__WHAT TO WORK ON__. From the entries below, report how many lines contain the string "PostgreSQL". Only the number is wanted.

Stored items from a collection
• • • • •

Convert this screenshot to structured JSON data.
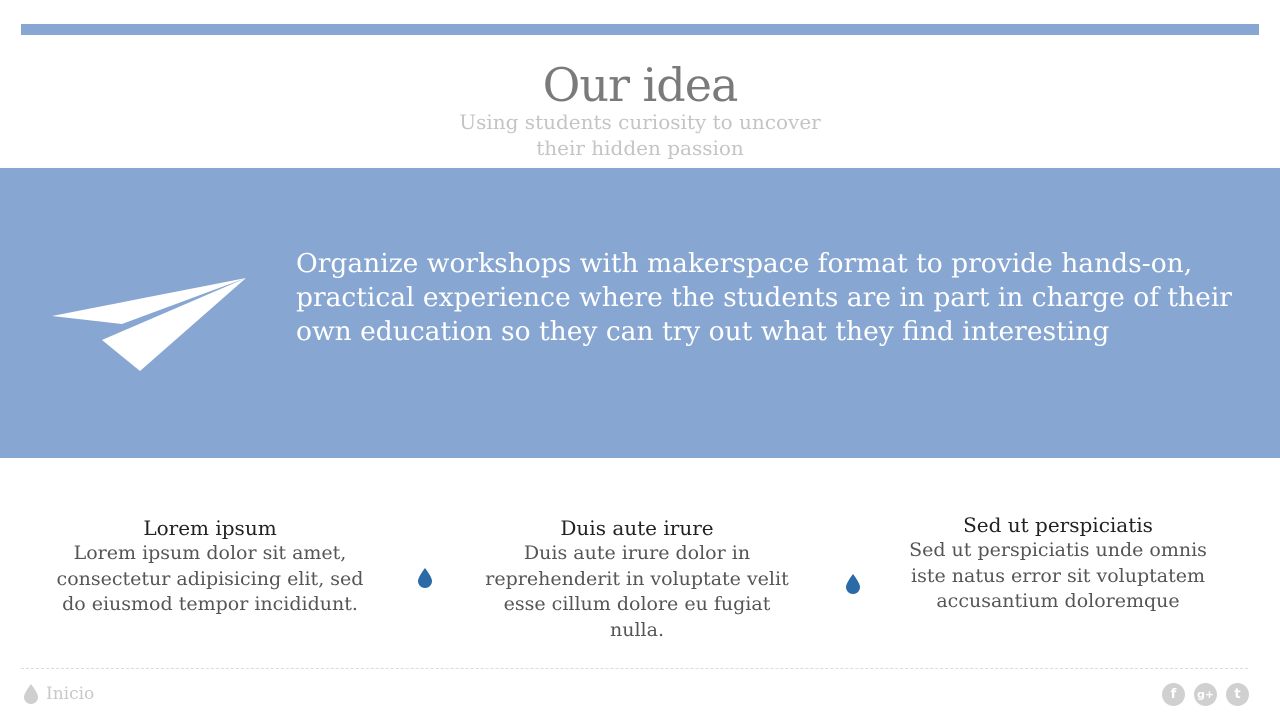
{
  "header": {
    "title": "Our idea",
    "subtitle_line1": "Using students curiosity to uncover",
    "subtitle_line2": "their hidden passion"
  },
  "band": {
    "icon": "paper-plane-icon",
    "text": "Organize workshops with makerspace format to provide hands-on, practical experience where the students are in part in charge of their own education so they can try out what they find interesting"
  },
  "features": [
    {
      "title": "Lorem ipsum",
      "body": "Lorem ipsum dolor sit amet, consectetur adipisicing elit, sed do eiusmod tempor incididunt."
    },
    {
      "title": "Duis aute irure",
      "body": "Duis aute irure dolor in reprehenderit in voluptate velit esse cillum dolore eu fugiat nulla."
    },
    {
      "title": "Sed ut perspiciatis",
      "body": "Sed ut perspiciatis unde omnis iste natus error sit voluptatem accusantium doloremque"
    }
  ],
  "footer": {
    "home_label": "Inicio",
    "social": {
      "facebook": "f",
      "googleplus": "g+",
      "twitter": "t"
    }
  },
  "colors": {
    "accent": "#87a7d2",
    "drop": "#2a6aa6",
    "muted": "#c8c8c8"
  }
}
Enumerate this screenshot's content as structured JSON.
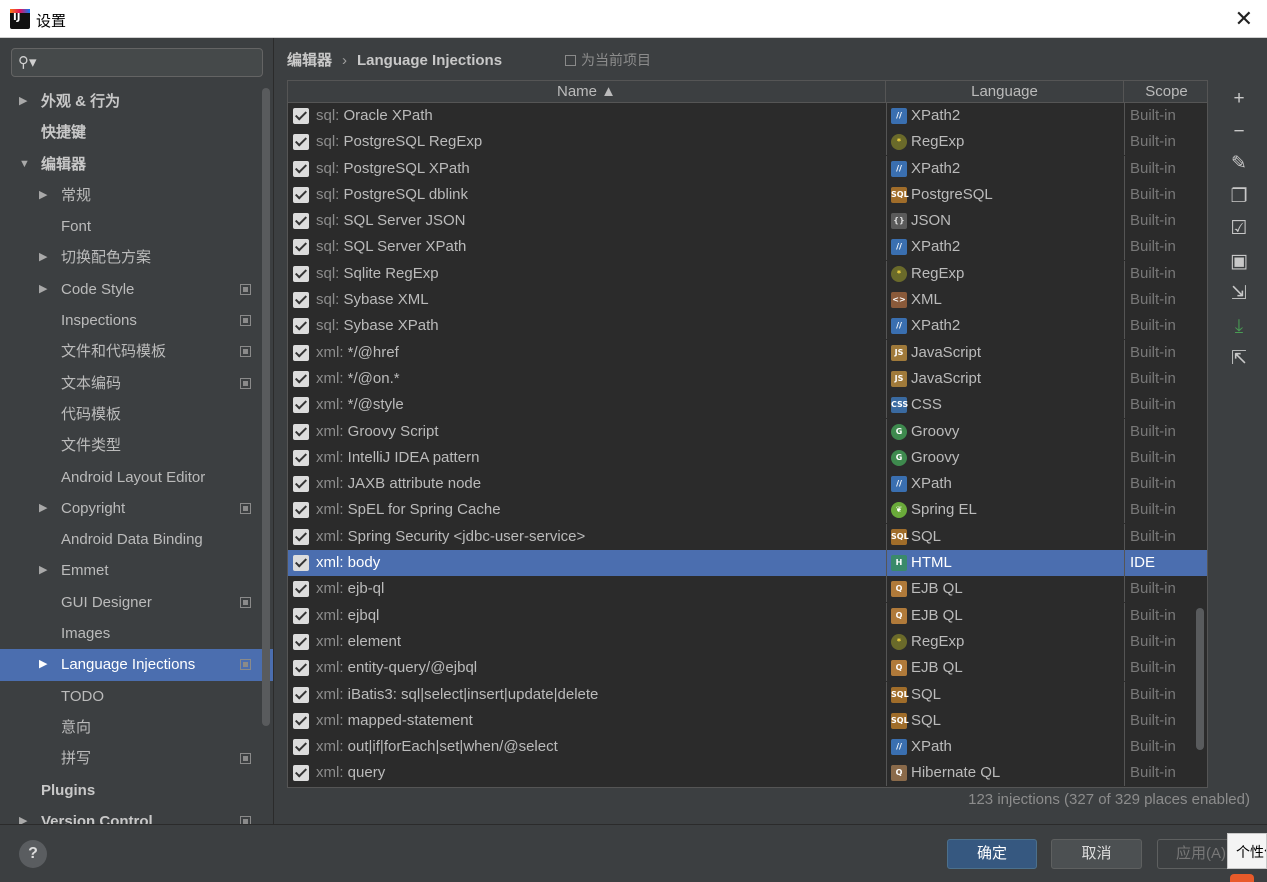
{
  "window": {
    "title": "设置"
  },
  "search": {
    "placeholder": ""
  },
  "sidebar": {
    "items": [
      {
        "label": "外观 & 行为",
        "level": 0,
        "arrow": "▶",
        "bold": true,
        "proj": false
      },
      {
        "label": "快捷键",
        "level": 0,
        "arrow": "",
        "bold": true,
        "proj": false
      },
      {
        "label": "编辑器",
        "level": 0,
        "arrow": "▼",
        "bold": true,
        "proj": false
      },
      {
        "label": "常规",
        "level": 1,
        "arrow": "▶",
        "bold": false,
        "proj": false
      },
      {
        "label": "Font",
        "level": 1,
        "arrow": "",
        "bold": false,
        "proj": false
      },
      {
        "label": "切换配色方案",
        "level": 1,
        "arrow": "▶",
        "bold": false,
        "proj": false
      },
      {
        "label": "Code Style",
        "level": 1,
        "arrow": "▶",
        "bold": false,
        "proj": true
      },
      {
        "label": "Inspections",
        "level": 1,
        "arrow": "",
        "bold": false,
        "proj": true
      },
      {
        "label": "文件和代码模板",
        "level": 1,
        "arrow": "",
        "bold": false,
        "proj": true
      },
      {
        "label": "文本编码",
        "level": 1,
        "arrow": "",
        "bold": false,
        "proj": true
      },
      {
        "label": "代码模板",
        "level": 1,
        "arrow": "",
        "bold": false,
        "proj": false
      },
      {
        "label": "文件类型",
        "level": 1,
        "arrow": "",
        "bold": false,
        "proj": false
      },
      {
        "label": "Android Layout Editor",
        "level": 1,
        "arrow": "",
        "bold": false,
        "proj": false
      },
      {
        "label": "Copyright",
        "level": 1,
        "arrow": "▶",
        "bold": false,
        "proj": true
      },
      {
        "label": "Android Data Binding",
        "level": 1,
        "arrow": "",
        "bold": false,
        "proj": false
      },
      {
        "label": "Emmet",
        "level": 1,
        "arrow": "▶",
        "bold": false,
        "proj": false
      },
      {
        "label": "GUI Designer",
        "level": 1,
        "arrow": "",
        "bold": false,
        "proj": true
      },
      {
        "label": "Images",
        "level": 1,
        "arrow": "",
        "bold": false,
        "proj": false
      },
      {
        "label": "Language Injections",
        "level": 1,
        "arrow": "▶",
        "bold": false,
        "proj": true,
        "selected": true
      },
      {
        "label": "TODO",
        "level": 1,
        "arrow": "",
        "bold": false,
        "proj": false
      },
      {
        "label": "意向",
        "level": 1,
        "arrow": "",
        "bold": false,
        "proj": false
      },
      {
        "label": "拼写",
        "level": 1,
        "arrow": "",
        "bold": false,
        "proj": true
      },
      {
        "label": "Plugins",
        "level": 0,
        "arrow": "",
        "bold": true,
        "proj": false
      },
      {
        "label": "Version Control",
        "level": 0,
        "arrow": "▶",
        "bold": true,
        "proj": true
      }
    ]
  },
  "breadcrumb": {
    "parent": "编辑器",
    "sep": "›",
    "current": "Language Injections"
  },
  "scope_hint": "为当前项目",
  "table": {
    "columns": {
      "name": "Name ▲",
      "language": "Language",
      "scope": "Scope"
    },
    "rows": [
      {
        "prefix": "sql:",
        "name": "Oracle XPath",
        "language": "XPath2",
        "icon": "xpath",
        "glyph": "//",
        "scope": "Built-in"
      },
      {
        "prefix": "sql:",
        "name": "PostgreSQL RegExp",
        "language": "RegExp",
        "icon": "regexp",
        "glyph": "*",
        "scope": "Built-in"
      },
      {
        "prefix": "sql:",
        "name": "PostgreSQL XPath",
        "language": "XPath2",
        "icon": "xpath",
        "glyph": "//",
        "scope": "Built-in"
      },
      {
        "prefix": "sql:",
        "name": "PostgreSQL dblink",
        "language": "PostgreSQL",
        "icon": "sql",
        "glyph": "SQL",
        "scope": "Built-in"
      },
      {
        "prefix": "sql:",
        "name": "SQL Server JSON",
        "language": "JSON",
        "icon": "json",
        "glyph": "{}",
        "scope": "Built-in"
      },
      {
        "prefix": "sql:",
        "name": "SQL Server XPath",
        "language": "XPath2",
        "icon": "xpath",
        "glyph": "//",
        "scope": "Built-in"
      },
      {
        "prefix": "sql:",
        "name": "Sqlite RegExp",
        "language": "RegExp",
        "icon": "regexp",
        "glyph": "*",
        "scope": "Built-in"
      },
      {
        "prefix": "sql:",
        "name": "Sybase XML",
        "language": "XML",
        "icon": "xml",
        "glyph": "<>",
        "scope": "Built-in"
      },
      {
        "prefix": "sql:",
        "name": "Sybase XPath",
        "language": "XPath2",
        "icon": "xpath",
        "glyph": "//",
        "scope": "Built-in"
      },
      {
        "prefix": "xml:",
        "name": "*/@href",
        "language": "JavaScript",
        "icon": "js",
        "glyph": "JS",
        "scope": "Built-in"
      },
      {
        "prefix": "xml:",
        "name": "*/@on.*",
        "language": "JavaScript",
        "icon": "js",
        "glyph": "JS",
        "scope": "Built-in"
      },
      {
        "prefix": "xml:",
        "name": "*/@style",
        "language": "CSS",
        "icon": "css",
        "glyph": "CSS",
        "scope": "Built-in"
      },
      {
        "prefix": "xml:",
        "name": "Groovy Script",
        "language": "Groovy",
        "icon": "groovy",
        "glyph": "G",
        "scope": "Built-in"
      },
      {
        "prefix": "xml:",
        "name": "IntelliJ IDEA pattern",
        "language": "Groovy",
        "icon": "groovy",
        "glyph": "G",
        "scope": "Built-in"
      },
      {
        "prefix": "xml:",
        "name": "JAXB attribute node",
        "language": "XPath",
        "icon": "xpath",
        "glyph": "//",
        "scope": "Built-in"
      },
      {
        "prefix": "xml:",
        "name": "SpEL for Spring Cache",
        "language": "Spring EL",
        "icon": "spring",
        "glyph": "❦",
        "scope": "Built-in"
      },
      {
        "prefix": "xml:",
        "name": "Spring Security <jdbc-user-service>",
        "language": "SQL",
        "icon": "sql",
        "glyph": "SQL",
        "scope": "Built-in"
      },
      {
        "prefix": "xml:",
        "name": "body",
        "language": "HTML",
        "icon": "html",
        "glyph": "H",
        "scope": "IDE",
        "selected": true
      },
      {
        "prefix": "xml:",
        "name": "ejb-ql",
        "language": "EJB QL",
        "icon": "ejb",
        "glyph": "Q",
        "scope": "Built-in"
      },
      {
        "prefix": "xml:",
        "name": "ejbql",
        "language": "EJB QL",
        "icon": "ejb",
        "glyph": "Q",
        "scope": "Built-in"
      },
      {
        "prefix": "xml:",
        "name": "element",
        "language": "RegExp",
        "icon": "regexp",
        "glyph": "*",
        "scope": "Built-in"
      },
      {
        "prefix": "xml:",
        "name": "entity-query/@ejbql",
        "language": "EJB QL",
        "icon": "ejb",
        "glyph": "Q",
        "scope": "Built-in"
      },
      {
        "prefix": "xml:",
        "name": "iBatis3: sql|select|insert|update|delete",
        "language": "SQL",
        "icon": "sql",
        "glyph": "SQL",
        "scope": "Built-in"
      },
      {
        "prefix": "xml:",
        "name": "mapped-statement",
        "language": "SQL",
        "icon": "sql",
        "glyph": "SQL",
        "scope": "Built-in"
      },
      {
        "prefix": "xml:",
        "name": "out|if|forEach|set|when/@select",
        "language": "XPath",
        "icon": "xpath",
        "glyph": "//",
        "scope": "Built-in"
      },
      {
        "prefix": "xml:",
        "name": "query",
        "language": "Hibernate QL",
        "icon": "hql",
        "glyph": "Q",
        "scope": "Built-in"
      }
    ]
  },
  "toolbar": [
    {
      "name": "add-icon",
      "glyph": "+"
    },
    {
      "name": "remove-icon",
      "glyph": "−"
    },
    {
      "name": "edit-icon",
      "glyph": "✎"
    },
    {
      "name": "copy-icon",
      "glyph": "❐"
    },
    {
      "name": "enable-selected-icon",
      "glyph": "☑"
    },
    {
      "name": "toggle-scope-icon",
      "glyph": "▣"
    },
    {
      "name": "import-icon",
      "glyph": "⇲"
    },
    {
      "name": "download-icon",
      "glyph": "⤓",
      "green": true
    },
    {
      "name": "export-icon",
      "glyph": "⇱"
    }
  ],
  "status": "123 injections (327 of 329 places enabled)",
  "footer": {
    "help": "?",
    "ok": "确定",
    "cancel": "取消",
    "apply": "应用(A)",
    "tooltip": "个性化"
  }
}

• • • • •

__TASK RESPONSE__. 4